§ **Task brief**
Write the records out again, exactly as they stand below.

(Data records for software interfaces)
######

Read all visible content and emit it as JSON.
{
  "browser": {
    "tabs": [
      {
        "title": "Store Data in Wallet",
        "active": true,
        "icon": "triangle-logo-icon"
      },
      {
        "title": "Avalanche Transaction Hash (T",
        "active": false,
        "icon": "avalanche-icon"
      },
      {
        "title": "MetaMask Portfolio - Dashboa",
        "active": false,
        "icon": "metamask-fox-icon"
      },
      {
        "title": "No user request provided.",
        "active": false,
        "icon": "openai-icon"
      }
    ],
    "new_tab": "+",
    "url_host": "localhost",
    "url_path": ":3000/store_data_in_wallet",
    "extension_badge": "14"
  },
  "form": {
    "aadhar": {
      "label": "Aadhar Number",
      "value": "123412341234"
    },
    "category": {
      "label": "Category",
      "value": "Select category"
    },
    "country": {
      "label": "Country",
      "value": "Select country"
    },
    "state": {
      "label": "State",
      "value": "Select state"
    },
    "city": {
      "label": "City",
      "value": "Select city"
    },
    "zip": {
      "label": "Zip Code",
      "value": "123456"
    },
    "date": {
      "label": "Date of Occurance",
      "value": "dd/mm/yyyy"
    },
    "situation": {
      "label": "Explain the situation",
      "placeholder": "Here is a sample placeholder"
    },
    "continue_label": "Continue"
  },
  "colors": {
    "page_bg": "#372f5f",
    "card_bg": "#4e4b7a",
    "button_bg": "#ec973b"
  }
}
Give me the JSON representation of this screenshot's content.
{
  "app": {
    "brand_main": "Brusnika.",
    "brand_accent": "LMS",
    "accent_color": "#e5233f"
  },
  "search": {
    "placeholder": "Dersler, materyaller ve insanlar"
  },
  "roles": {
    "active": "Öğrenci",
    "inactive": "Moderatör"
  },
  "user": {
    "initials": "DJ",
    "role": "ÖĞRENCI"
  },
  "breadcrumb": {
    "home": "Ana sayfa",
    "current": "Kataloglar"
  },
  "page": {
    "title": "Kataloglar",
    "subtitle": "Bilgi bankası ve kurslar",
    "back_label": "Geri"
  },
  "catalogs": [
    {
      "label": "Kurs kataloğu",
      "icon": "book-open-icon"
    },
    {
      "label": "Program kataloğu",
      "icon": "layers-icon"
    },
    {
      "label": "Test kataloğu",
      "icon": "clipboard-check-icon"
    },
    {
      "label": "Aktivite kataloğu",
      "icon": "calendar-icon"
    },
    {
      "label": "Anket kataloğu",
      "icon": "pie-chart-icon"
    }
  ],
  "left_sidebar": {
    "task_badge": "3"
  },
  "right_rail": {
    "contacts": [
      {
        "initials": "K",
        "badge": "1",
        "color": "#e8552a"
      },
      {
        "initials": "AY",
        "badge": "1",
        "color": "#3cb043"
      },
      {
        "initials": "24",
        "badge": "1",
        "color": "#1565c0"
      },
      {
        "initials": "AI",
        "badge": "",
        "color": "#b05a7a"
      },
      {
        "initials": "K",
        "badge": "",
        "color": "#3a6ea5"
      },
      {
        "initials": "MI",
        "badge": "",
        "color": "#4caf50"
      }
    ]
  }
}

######

§ **Exercise solution**
Read all visible content and emit it as JSON.
{
  "browser": {
    "tabs": [
      {
        "title": "Store Data in Wallet",
        "active": true,
        "icon": "triangle-logo-icon"
      },
      {
        "title": "Avalanche Transaction Hash (T",
        "active": false,
        "icon": "avalanche-icon"
      },
      {
        "title": "MetaMask Portfolio - Dashboa",
        "active": false,
        "icon": "metamask-fox-icon"
      },
      {
        "title": "No user request provided.",
        "active": false,
        "icon": "openai-icon"
      }
    ],
    "new_tab": "+",
    "url_host": "localhost",
    "url_path": ":3000/store_data_in_wallet",
    "extension_badge": "14"
  },
  "form": {
    "aadhar": {
      "label": "Aadhar Number",
      "value": "123412341234"
    },
    "category": {
      "label": "Category",
      "value": "Select category"
    },
    "country": {
      "label": "Country",
      "value": "Select country"
    },
    "state": {
      "label": "State",
      "value": "Select state"
    },
    "city": {
      "label": "City",
      "value": "Select city"
    },
    "zip": {
      "label": "Zip Code",
      "value": "123456"
    },
    "date": {
      "label": "Date of Occurance",
      "value": "dd/mm/yyyy"
    },
    "situation": {
      "label": "Explain the situation",
      "placeholder": "Here is a sample placeholder"
    },
    "continue_label": "Continue"
  },
  "colors": {
    "page_bg": "#372f5f",
    "card_bg": "#4e4b7a",
    "button_bg": "#ec973b"
  }
}
Give me the JSON representation of this screenshot's content.
{
  "app": {
    "brand_main": "Brusnika.",
    "brand_accent": "LMS",
    "accent_color": "#e5233f"
  },
  "search": {
    "placeholder": "Dersler, materyaller ve insanlar"
  },
  "roles": {
    "active": "Öğrenci",
    "inactive": "Moderatör"
  },
  "user": {
    "initials": "DJ",
    "role": "ÖĞRENCI"
  },
  "breadcrumb": {
    "home": "Ana sayfa",
    "current": "Kataloglar"
  },
  "page": {
    "title": "Kataloglar",
    "subtitle": "Bilgi bankası ve kurslar",
    "back_label": "Geri"
  },
  "catalogs": [
    {
      "label": "Kurs kataloğu",
      "icon": "book-open-icon"
    },
    {
      "label": "Program kataloğu",
      "icon": "layers-icon"
    },
    {
      "label": "Test kataloğu",
      "icon": "clipboard-check-icon"
    },
    {
      "label": "Aktivite kataloğu",
      "icon": "calendar-icon"
    },
    {
      "label": "Anket kataloğu",
      "icon": "pie-chart-icon"
    }
  ],
  "left_sidebar": {
    "task_badge": "3"
  },
  "right_rail": {
    "contacts": [
      {
        "initials": "K",
        "badge": "1",
        "color": "#e8552a"
      },
      {
        "initials": "AY",
        "badge": "1",
        "color": "#3cb043"
      },
      {
        "initials": "24",
        "badge": "1",
        "color": "#1565c0"
      },
      {
        "initials": "AI",
        "badge": "",
        "color": "#b05a7a"
      },
      {
        "initials": "K",
        "badge": "",
        "color": "#3a6ea5"
      },
      {
        "initials": "MI",
        "badge": "",
        "color": "#4caf50"
      }
    ]
  }
}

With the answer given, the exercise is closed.